Get far enough behind, and everything converges and a sort of amorphous, daunting impossibility. In a sense, there’s something good about the way in which this has come down on me, recently, here at gbNYC. It’s been awfully quiet around here of late, as you’ve probably noticed, for all the familiar, prosaic, suffocating and plain-crappy reasons. But green building, bless it, is not taking any time off, which means that green building news — green building news in NYC and green building news elsewhere, green building news good and green building news baddish, major and minor and so on and so on — has been thudding into my inbox without ever quite making its way past all of my other deadlines and appearing here on the site. It doesn’t help, I suppose, that I have a tendency to get more ambitious than I need on these posts, which means that a planned post about The Domenech — Common Ground’s ambitious green public housing development in Brooklyn — becomes a post about what The Domenech means, instead of what it actually is. And once things pile up enough, even the prospect of a simple post on some simple good news — the massive planned solar array at the Brooklyn Army Terminal, for instance — becomes complicated. Sure, you can sneak the news into a parenthetical in a longish, self-centered opening paragraph, but it’s not the same. Anyway, all this is to say that if you were worried that the weeklong silence here at gbNYC owed to a cessation of developments in green building here in NYC and elsewhere, you can rest assured that things are indeed happening. It’s just that I have a lot of other stuff to do and… anyway, it’s all very interesting. Almost too interesting. But certainly not interesting enough to share here. Let me get to it, then.
Some of the news that has piled up in my inbox — which has, indeed, turned it into the informational equivalent of one of those sad, clutter-bound homes on A&E’s Hoarders — is more notable than others, naturally. It’s great that Cooper Union’s 41 Cooper Square laboratory received LEED Platinum certification, but we’ve already written about that (here, and in another post that is MIA from the Great Drupal Changeover), and it’s not the most dramatic of posts. But one headline that jumped out at me — because gigantic round numbers kind of naturally do so — arrived the other day, from the good people at USGBC. The gigantic round number in question is one billion square feet, and it represents the number of LEED-certified commercial real estate currently certified in the United States. Yes, it’s press release stuff — a cut above some corporate HQ getting itself certified out in Saddle Brook, obviously, but not so much the sort of thing that demands or deserves a very complicated response.

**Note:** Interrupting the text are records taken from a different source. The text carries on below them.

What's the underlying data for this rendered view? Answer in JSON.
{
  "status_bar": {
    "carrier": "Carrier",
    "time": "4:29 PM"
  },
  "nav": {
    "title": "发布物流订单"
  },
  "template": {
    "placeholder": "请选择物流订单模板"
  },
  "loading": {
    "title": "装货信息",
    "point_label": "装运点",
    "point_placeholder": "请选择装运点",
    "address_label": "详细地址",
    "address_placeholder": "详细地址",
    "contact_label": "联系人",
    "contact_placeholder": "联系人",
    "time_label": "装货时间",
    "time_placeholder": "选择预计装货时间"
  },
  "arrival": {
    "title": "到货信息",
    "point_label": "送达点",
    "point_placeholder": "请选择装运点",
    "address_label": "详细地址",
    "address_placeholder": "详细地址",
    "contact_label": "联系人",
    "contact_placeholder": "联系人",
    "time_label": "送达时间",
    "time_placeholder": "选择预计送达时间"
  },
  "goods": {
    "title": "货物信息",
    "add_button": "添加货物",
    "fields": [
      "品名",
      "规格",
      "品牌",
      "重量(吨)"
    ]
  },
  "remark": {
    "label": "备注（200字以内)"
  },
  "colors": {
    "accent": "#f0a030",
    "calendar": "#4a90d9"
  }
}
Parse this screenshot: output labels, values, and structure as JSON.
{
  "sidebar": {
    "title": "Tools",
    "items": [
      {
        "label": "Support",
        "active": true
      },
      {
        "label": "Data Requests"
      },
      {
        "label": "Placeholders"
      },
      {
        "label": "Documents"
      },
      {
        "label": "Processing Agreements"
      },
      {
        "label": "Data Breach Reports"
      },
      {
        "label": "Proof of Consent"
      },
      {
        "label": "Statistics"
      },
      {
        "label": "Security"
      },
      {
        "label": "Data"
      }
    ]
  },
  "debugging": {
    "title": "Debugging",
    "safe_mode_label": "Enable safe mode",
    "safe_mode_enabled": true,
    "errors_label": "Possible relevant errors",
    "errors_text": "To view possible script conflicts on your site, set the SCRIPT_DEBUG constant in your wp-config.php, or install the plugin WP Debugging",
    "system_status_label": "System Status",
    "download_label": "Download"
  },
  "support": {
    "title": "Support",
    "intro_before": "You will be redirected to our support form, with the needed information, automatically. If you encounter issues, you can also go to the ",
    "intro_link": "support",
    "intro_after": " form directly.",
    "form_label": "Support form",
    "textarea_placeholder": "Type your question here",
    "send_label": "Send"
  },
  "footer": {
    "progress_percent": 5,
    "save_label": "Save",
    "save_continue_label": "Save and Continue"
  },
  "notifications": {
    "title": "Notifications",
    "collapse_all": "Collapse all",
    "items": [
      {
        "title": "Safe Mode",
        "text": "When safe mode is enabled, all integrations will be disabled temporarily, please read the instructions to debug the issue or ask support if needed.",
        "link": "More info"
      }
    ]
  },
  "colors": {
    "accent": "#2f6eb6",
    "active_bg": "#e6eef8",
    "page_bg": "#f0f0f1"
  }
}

As it turns out, the New York Observer’s Matt Chaban had the same response to the news that I did. “On the one hand, it is great news that ‘green’ design has become so mainstream, even if it is as much a marketing scheme as an earth-saving one,” Chaban writes. “On the other hand, though, there are so many releases, and LEED is so mainstream now, that such certified projects stopped being news a few years ago.” [But] the U.S. Green Building Council—which came up with the whole green-is-good, let’s-standardize-and-certify LEED program—just announced that 1 billion square feet of buildings, many of them in the United States, have now been certified. Given that the program is just celebrating its 10th anniversary, that is a pretty amazing accomplishment.”
And it is, indeed, a pretty amazing accomplishment. Amazing enough, indeed, to topple that Hoarders-y wall of dusty old stories I’ve Been Meaning To Get To and break on through to the other side of your computer monitor. LEED, as we’ve discussed numerous times — sometimes in literal discussions between Stephen and me, but in many guises for quite some time — is not perfect. It’s not always lovable, and it’s not foolproof, and all that success — New York City alone is home to five billion square feet of real estate, but one billion square feet is certainly not nothing — may not be an unmitigated and unqualified good. But, but: it is undeniably impressive, and a reminder that, even as we bemoan the state of the discussion in green building and fuss over the green building brand, the green building sector is growing at a very impressive clip, with LEED leading the way. We will, of course, have much to say about the relative good or bad of LEED’s leading role in all this — a new feature, which I’d like to introduce before the new year, will touch on different green building opinion leaders’ thoughts on that very issue. (If you’re interested in participating in that feature, send me an email) But it’s better, this once, to be puzzling over a green building success story, rather than the alternative.